International Tribunal for the Law of the Sea saves Ghana $49bn
Ghana was going to lose an estimated $49 billion if the tribunal that adjudicated on the maritime boundary dispute had ruled in favour of Cote d’Ivoire.
However, the Special Chamber of the International Tribunal for the Law of the Sea, (ITLOS), sitting in Hamburg, Germany, declined to order the payment of compensation to Cote d’Ivoire.
Experts say the international court would most likely have ordered Ghana to pay reparation to Cote d’Ivoire from the date it (Ghana) commenced the drilling of oil in commercial quantities in 2010.
The dispute concerning the delimitation of the maritime boundary between Ghana and Cote d’Ivoire in the Atlantic Ocean was concluded last Saturday with the judgement unanimously in favour of Ghana.
Ghana filed the claim in 2014 after about 10 negotiations with Cote d’Ivoire over the maritime boundary had failed.
The West African neighbour then filed a counter claim, including reparation, whilst at the same time laying claim to portions of huge oil and gas reserves located around the maritime boundary between the two countries in the Western Region.
The Special Chamber ruled that to delimit the new maritime boundary, it would use a new Land Boundary Terminus (LBT) that it had set at BP55plus, thus rejecting the different LBTs (geographical coordinates of BP55 in the case of Ghana and 168 degrees azimuth line put forward by Cote d’Ivoire).
In effect, the court has generated a new base point with which to draw the final boundary, which it said is an Equidistance Line Boundary covering the Territorial Sea – the Exclusive Economic Zone in the area beyond 200 nautical miles – and experts have said it looks good for Ghana as far as exploration of oil and gas is concerned.
Per the judgement, Cote d’Ivoire has lost almost every claim against Ghana, except the order by the Special Tribunal for the two countries to re-demarcate the maritime boundary; but will be of no significance as far as the huge claims put forward by Ghana’s western neighbour are concerned.
“The new and final maritime boundary line protects Ghana’s existing concessions,” an unnamed source told DAILY GUIDE immediately after the judgement, adding, “It protects all areas belonging to Ghana which go up to the 200 nautical miles limit in the area beyond 200 nautical miles up to 350 nautical miles.”

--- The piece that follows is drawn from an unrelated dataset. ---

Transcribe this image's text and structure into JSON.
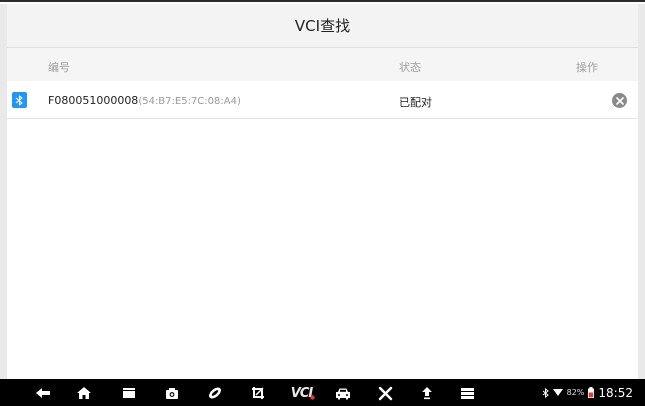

Ghana appeared to have lost the argument of Tacit Agreement moved against Cote d’Ivoire, which it said confirmed the full scope of over 50 years of joint activities between the two countries regarding the maritime boundary.
Although Ghana lost that argument, it turned out that it was the display of the maps brought by Ghana that largely aided the Special Tribunal to come to the conclusion that the maritime boundary line should be drawn using the BP55plus coordinate.
Cote d’Ivoire, in its quest to get the maritime boundary re-demarcated, tried to convince the court that Jomoro in the Jomoro District of the Western Region, is an island or a kind of a peninsula, but the court dismissed the claim saying the Ivoirians themselves had always recognized the fact that Jomoro has been Ghana’s bonafide territory.
The Special Tribunal summed up the whole judgement in seven key points and in all of them, it was unanimous in dismissing the case brought by Cote d’Ivoire.
It unanimously found out that it has jurisdiction to delimit the maritime boundary between the parties in the territorial sea, in the exclusive economic zone and on the continental shelf – both within and beyond 200 nm.
The tribunal also unanimously found that there is no tacit agreement between the parties to delimit their territorial sea, exclusive economic zone and continental shelf both within and beyond 200 nm, and rejected Ghana’s claim that Côte d’Ivoire was estopped from objecting to the customary equidistance boundary.
When Ghana discovered oil in commercial quantities in 2007, Cote d’Ivoire said Ghana was straying into its waters in the course of the exploration exercise at West Cape Three Points.
Cote d’Ivoire came again with a renewed set of claims in 2010, including compensation from Ghana for entering into its territory when the Dzata-1 Deepwater Well was discovered by Vanco.
Ghana then constituted the Ghana Boundary Commission in March 2010, after Cote d’Ivoire had petitioned the United Nations over the oil exploratory activities and requested for a demarcation of the maritime boundary.
After about 10 high-level negotiations between Ghana and Code d’Ivoire had yielded no dividends, Ghana filed a petition before ITLOS in 2014, asking the special tribunal to look into the matter and bring finality to it.
Cote d’Ivoire responded, adding a counter-claim, including the payment of reparation from Ghana and appealed to the special tribunal to suspend all activities on the disputed area until the final determination of the case.
The first ruling given by ITLOS was in 2015 when it placed a moratorium on new projects that were being undertaken by Ghana, but said the old projects could continue.
The moratorium prevented Tullow Oil from drilling additional 13 wells. The company drilled 11 wells in Ghana’s first oil field.